APPEAL DISMISSED. The mandate shall issue forthwith.
After examining the briefs and appellate record, this panel has determined unanimously that oral argument would not materially assist the determination of this appeal. See Fed.R.App.P. 34(a); 10th Cir.R. 34.1.9. The cause therefore is ordered submitted without oral argument
Likewise, when the district court, acting in its original jurisdiction, grants or denies a petition for a writ of mandamus or prohibition directed to the bankruptcy court, an interlocutory appeal to this court normally is unavailable. Kaiser Steel, 911 F.2d 380, 386-87 (10th Cir.1990); Magic Circle Energy 1981-A Drilling Program (In re Magic Circle Energy Corp.), 889 F.2d 950, 953-54 (10th Cir.1989)

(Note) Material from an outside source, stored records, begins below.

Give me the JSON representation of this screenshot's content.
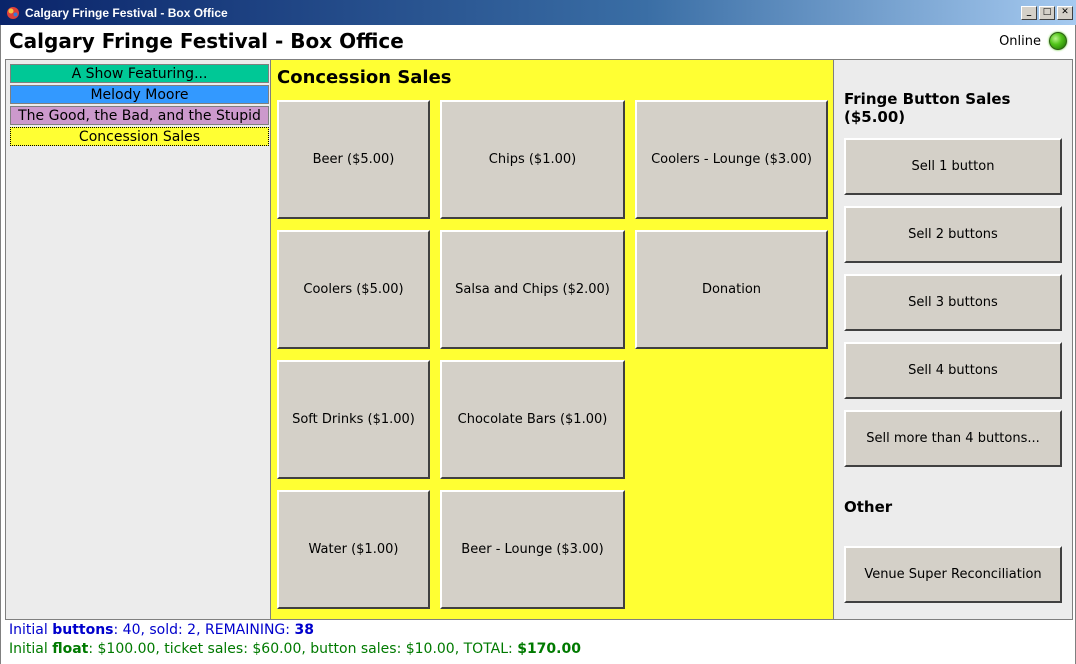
{
  "window": {
    "title": "Calgary Fringe Festival - Box Office",
    "controls": {
      "minimize": "_",
      "maximize": "□",
      "close": "✕"
    }
  },
  "header": {
    "app_title": "Calgary Fringe Festival - Box Office",
    "status_label": "Online",
    "status_color": "#52c41a"
  },
  "shows": [
    {
      "label": "A Show Featuring...",
      "color": "#00c896"
    },
    {
      "label": "Melody Moore",
      "color": "#3399ff"
    },
    {
      "label": "The Good, the Bad, and the Stupid",
      "color": "#cc99cc"
    },
    {
      "label": "Concession Sales",
      "color": "#ffff33"
    }
  ],
  "concession": {
    "title": "Concession Sales",
    "items": [
      "Beer ($5.00)",
      "Chips ($1.00)",
      "Coolers - Lounge ($3.00)",
      "Coolers ($5.00)",
      "Salsa and Chips ($2.00)",
      "Donation",
      "Soft Drinks ($1.00)",
      "Chocolate Bars ($1.00)",
      "Water ($1.00)",
      "Beer - Lounge ($3.00)"
    ]
  },
  "fringe_buttons": {
    "title": "Fringe Button Sales ($5.00)",
    "actions": [
      "Sell 1 button",
      "Sell 2 buttons",
      "Sell 3 buttons",
      "Sell 4 buttons",
      "Sell more than 4 buttons..."
    ]
  },
  "other": {
    "title": "Other",
    "actions": [
      "Venue Super Reconciliation"
    ]
  },
  "status": {
    "line1": {
      "initial": "Initial ",
      "buttons_word": "buttons",
      "mid": ": 40, sold: 2, REMAINING: ",
      "remaining": "38"
    },
    "line2": {
      "initial": "Initial ",
      "float_word": "float",
      "mid": ": $100.00, ticket sales: $60.00, button sales: $10.00, TOTAL: ",
      "total": "$170.00"
    }
  }
}
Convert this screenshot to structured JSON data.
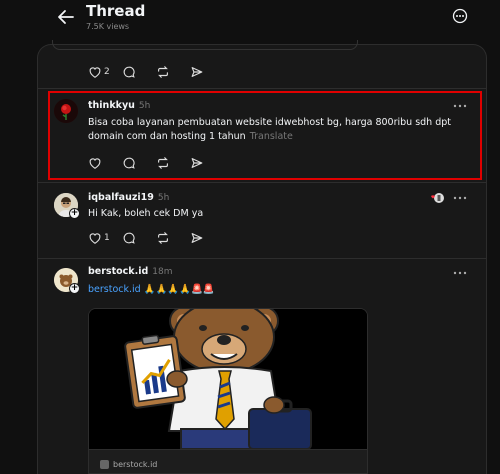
{
  "header": {
    "title": "Thread",
    "views": "7.5K views"
  },
  "top_post": {
    "likes": "2"
  },
  "posts": [
    {
      "username": "thinkkyu",
      "time": "5h",
      "text": "Bisa coba layanan pembuatan website idwebhost bg, harga 800ribu sdh dpt domain com dan hosting 1 tahun",
      "translate": "Translate"
    },
    {
      "username": "iqbalfauzi19",
      "time": "5h",
      "text": "Hi Kak, boleh cek DM ya",
      "likes": "1"
    },
    {
      "username": "berstock.id",
      "time": "18m",
      "link": "berstock.id",
      "emojis": "🙏🙏🙏🙏🚨🚨",
      "media_domain": "berstock.id"
    }
  ],
  "colors": {
    "highlight": "#e00000",
    "link": "#4aa3ff",
    "background": "#101010"
  }
}
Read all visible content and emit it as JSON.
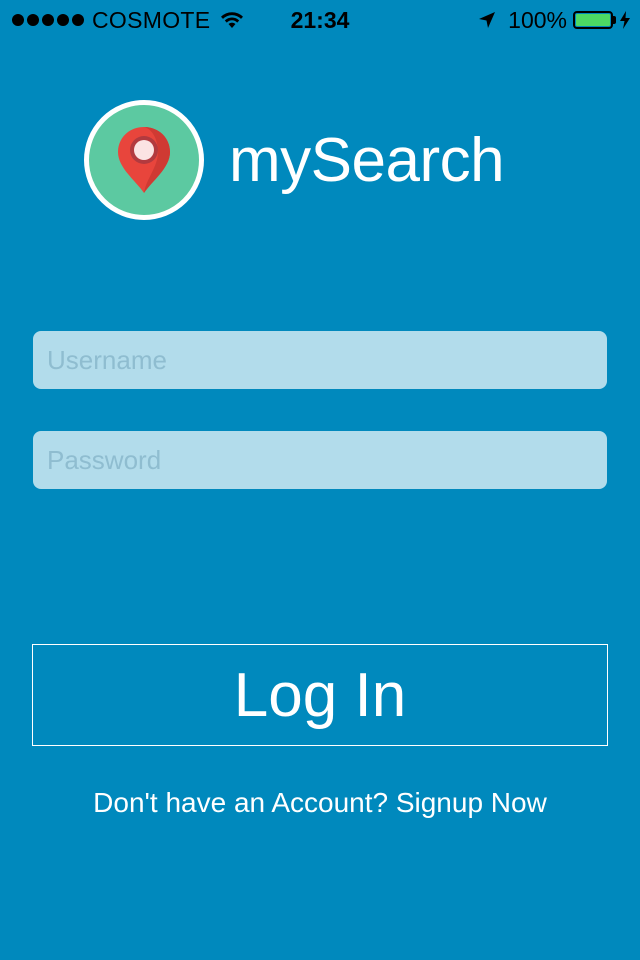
{
  "status_bar": {
    "carrier": "COSMOTE",
    "time": "21:34",
    "battery_percent": "100%",
    "battery_level": 1.0,
    "icons": [
      "signal-dots",
      "wifi-icon",
      "location-arrow-icon",
      "battery-icon",
      "charging-bolt-icon"
    ]
  },
  "app": {
    "title": "mySearch",
    "logo_icon": "map-pin-icon"
  },
  "login_form": {
    "username_placeholder": "Username",
    "username_value": "",
    "password_placeholder": "Password",
    "password_value": "",
    "login_label": "Log In"
  },
  "signup": {
    "text": "Don't have an Account? Signup Now"
  },
  "colors": {
    "background": "#0089bd",
    "input_background": "#b2dceb",
    "logo_circle": "#5cc9a1",
    "pin_red": "#e8453c",
    "battery_green": "#4cd964"
  }
}
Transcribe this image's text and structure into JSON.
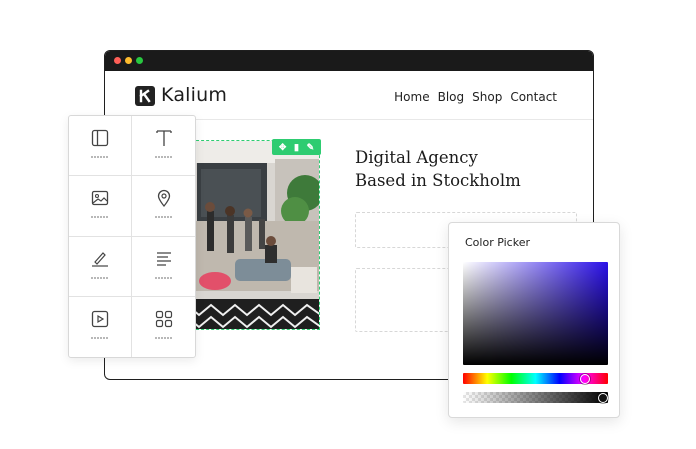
{
  "site": {
    "brand": "Kalium",
    "nav": [
      "Home",
      "Blog",
      "Shop",
      "Contact"
    ],
    "hero_title_line1": "Digital Agency",
    "hero_title_line2": "Based in Stockholm"
  },
  "widgets_panel": {
    "items": [
      {
        "icon": "layout-icon"
      },
      {
        "icon": "text-icon"
      },
      {
        "icon": "image-icon"
      },
      {
        "icon": "map-pin-icon"
      },
      {
        "icon": "signature-icon"
      },
      {
        "icon": "paragraph-icon"
      },
      {
        "icon": "video-icon"
      },
      {
        "icon": "grid-icon"
      }
    ]
  },
  "image_toolbar": {
    "move": "✥",
    "delete": "▮",
    "edit": "✎"
  },
  "color_picker": {
    "title": "Color Picker",
    "hue_position": 0.84,
    "alpha_position": 0.98,
    "accent": "#2a10e8"
  },
  "colors": {
    "selection": "#2ecc71"
  }
}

Even if we construed this appeal as a petition for a writ of mandamus, the debtors have not met this difficult standard and would not be entitled to relief under the nonconclusive guidelines for issuance of the writ contained in Dalton v. United States (In re Dalton), 733 F.2d 710, 717 (10th Cir.1984), cert. dismissed, 469 U.S. 1185, 105 S.Ct. 947, 83 L.Ed.2d 959 (1985). See Kaiser Steel, 911 F.2d 380, 387 (construing request for appellate review as a petition for writ of mandamus and relying upon Dalton guidelines). The district court's denial of the stay is anchored in factual determinations made by the bankruptcy court; it cannot be said that the district court abused its discretion and that the debtors' right to relief is clear and indisputable